Michael C. Wright of ESPN:

Privately, officials within organization had hoped Leonard would let the Spurs declare him out for the season due to his injury, according to sources with knowledge of the situation. Believing he’d eventually return, Leonard declined each time

Did Leonard not realize this made him – not the Spurs – look bad? Especially once it leaked he’d been cleared medically. Especially when he told the team repeatedly and public once he’d return soon but never did.

Perhaps, this was just genuine competitiveness. Maybe Leonard really thought, or at least wanted to believe, a return was around the corner. This could have been him valiantly never giving up.

But there’s a reason teams usually err on the side of caution in long-term injury announcements. It’s to protect the player from looking bad for remaining out if he’s not quite ready as quickly as initially projected.

The Pacers received a disabled-player exception for Paul George in 2014-15, and he still beat the odds to return late in the year. The Celtics called Gordon Hayward out for this season and weren’t going to stray from that public stance until he suited up, even when – for a moment – it appeared he had a chance of returning.

Even if the Spurs publicly declared him out for the rest of the year, nothing would have stopped Leonard from playing. It’s not a binding resolution. Instead, he repeatedly missing targeted return dates and looked soft to many because of it.

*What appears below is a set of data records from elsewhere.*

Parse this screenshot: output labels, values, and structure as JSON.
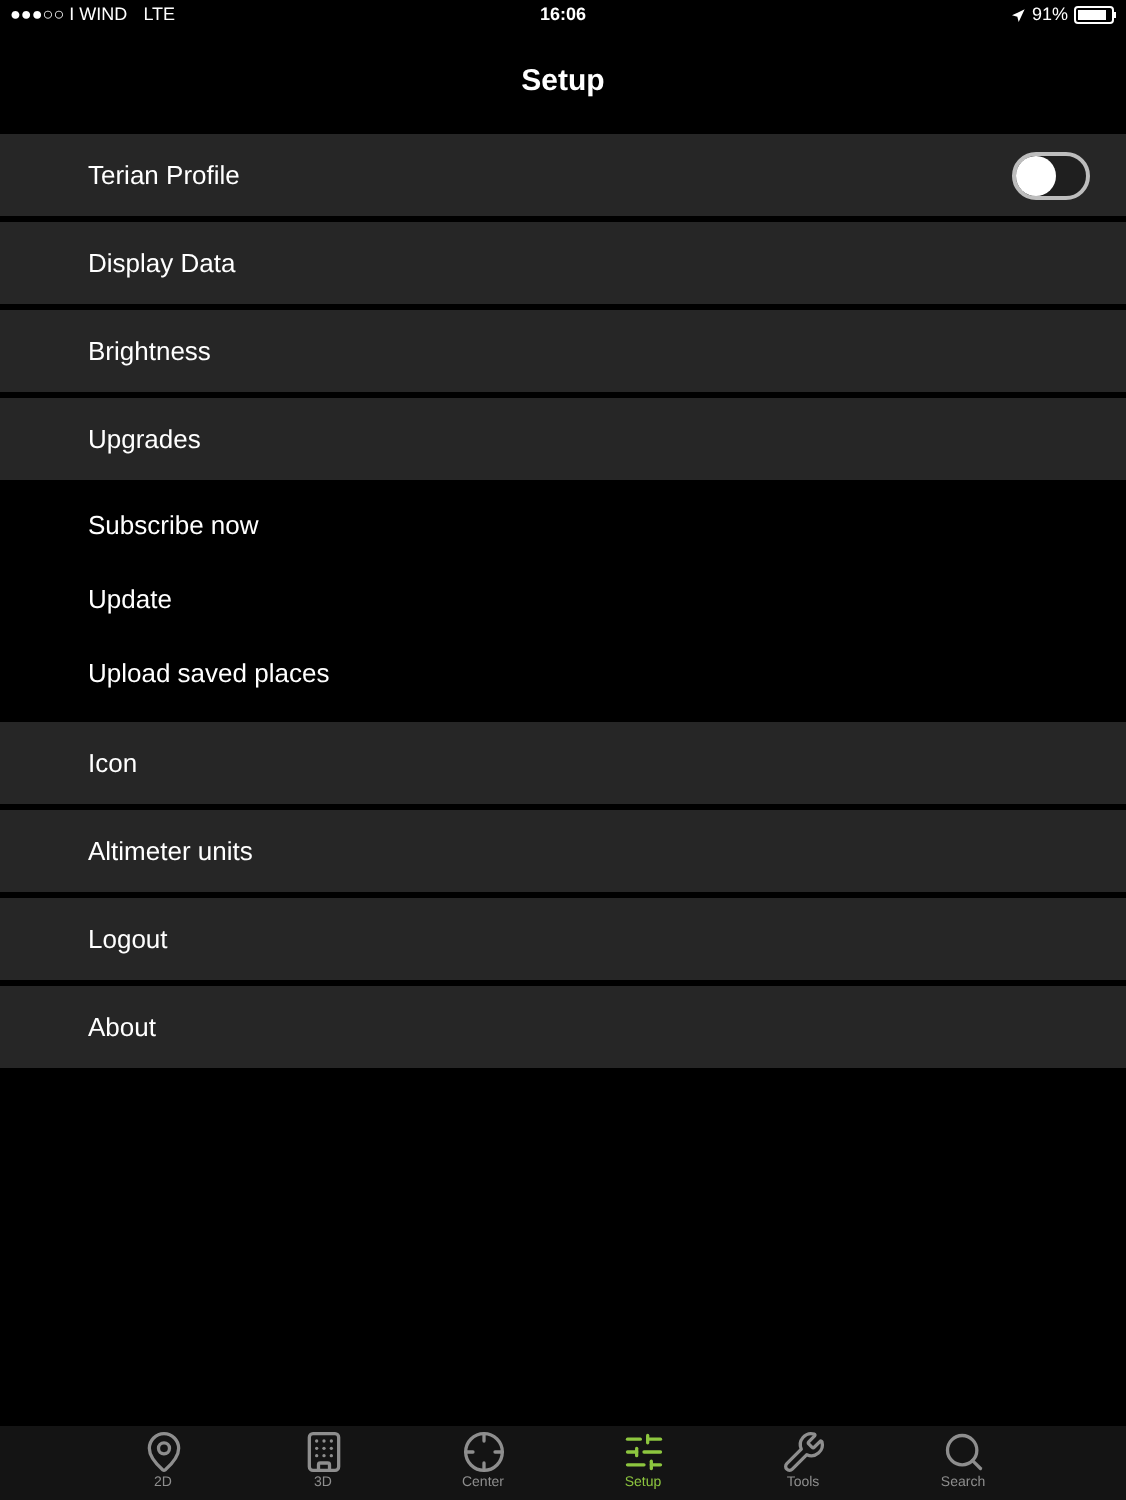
{
  "status_bar": {
    "carrier": "●●●○○ I WIND",
    "network": "LTE",
    "time": "16:06",
    "battery": "91%"
  },
  "title": "Setup",
  "sections": [
    {
      "kind": "grouped",
      "items": [
        {
          "label": "Terian Profile",
          "kind": "toggle",
          "on": false
        },
        {
          "label": "Display Data",
          "kind": "row"
        },
        {
          "label": "Brightness",
          "kind": "row"
        },
        {
          "label": "Upgrades",
          "kind": "row"
        }
      ]
    },
    {
      "kind": "plain",
      "items": [
        {
          "label": "Subscribe now"
        },
        {
          "label": "Update"
        },
        {
          "label": "Upload saved places"
        }
      ]
    },
    {
      "kind": "grouped",
      "items": [
        {
          "label": "Icon",
          "kind": "row"
        },
        {
          "label": "Altimeter units",
          "kind": "row"
        },
        {
          "label": "Logout",
          "kind": "row"
        },
        {
          "label": "About",
          "kind": "row"
        }
      ]
    }
  ],
  "tab_bar": [
    {
      "label": "2D",
      "kind": "pin",
      "selected": false
    },
    {
      "label": "3D",
      "kind": "building",
      "selected": false
    },
    {
      "label": "Center",
      "kind": "crosshair",
      "selected": false
    },
    {
      "label": "Setup",
      "kind": "sliders",
      "selected": true
    },
    {
      "label": "Tools",
      "kind": "tools",
      "selected": false
    },
    {
      "label": "Search",
      "kind": "search",
      "selected": false
    }
  ]
}
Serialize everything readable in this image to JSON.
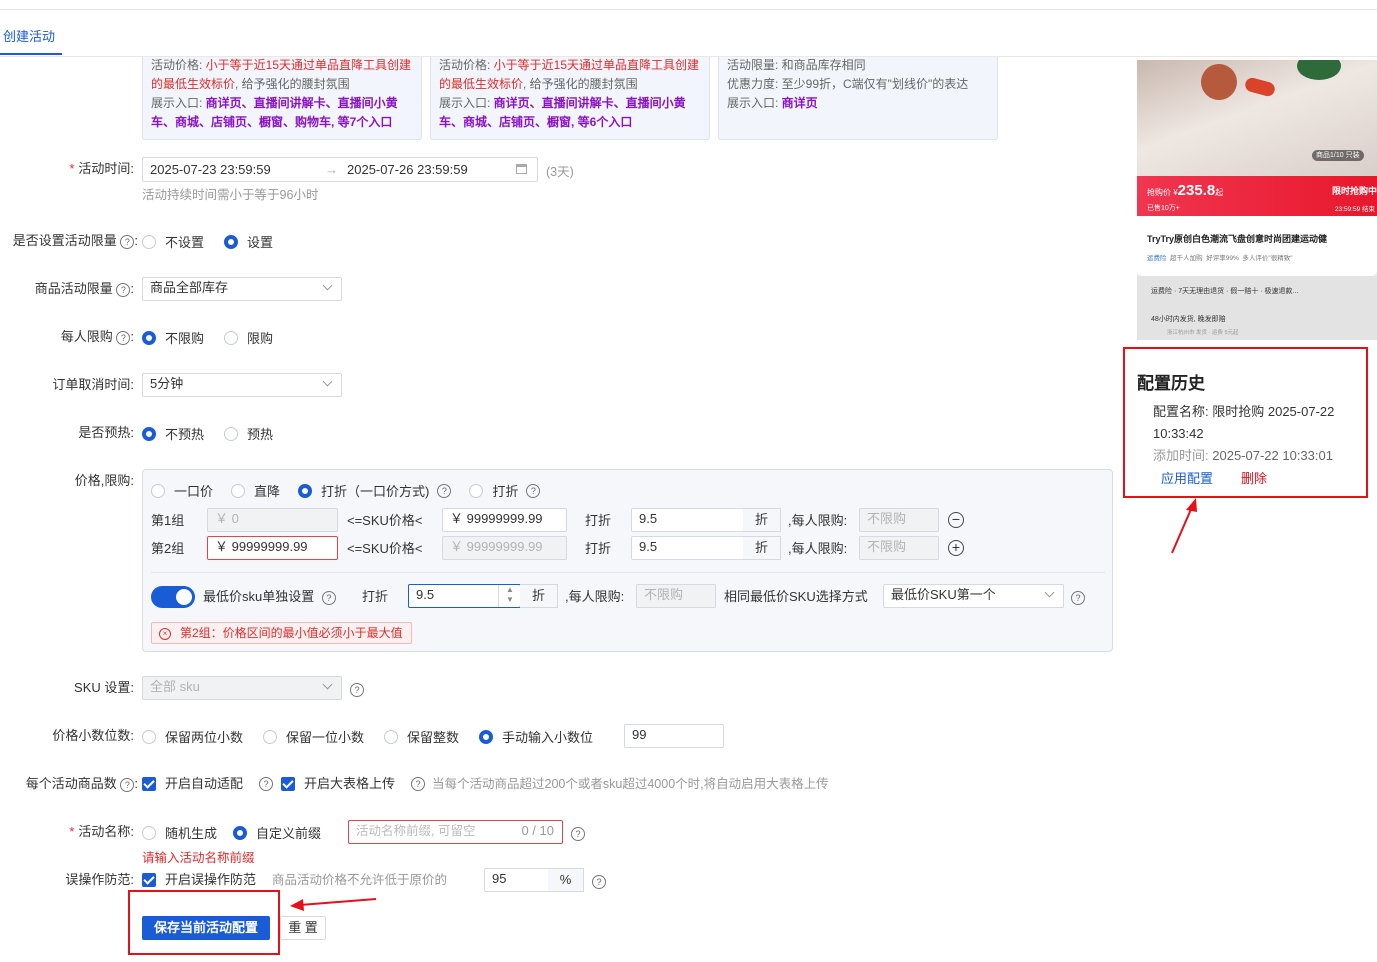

And he insisted on the strategy that led to that perception!

This is just more evidence those around Leonard might not know what they’re doing.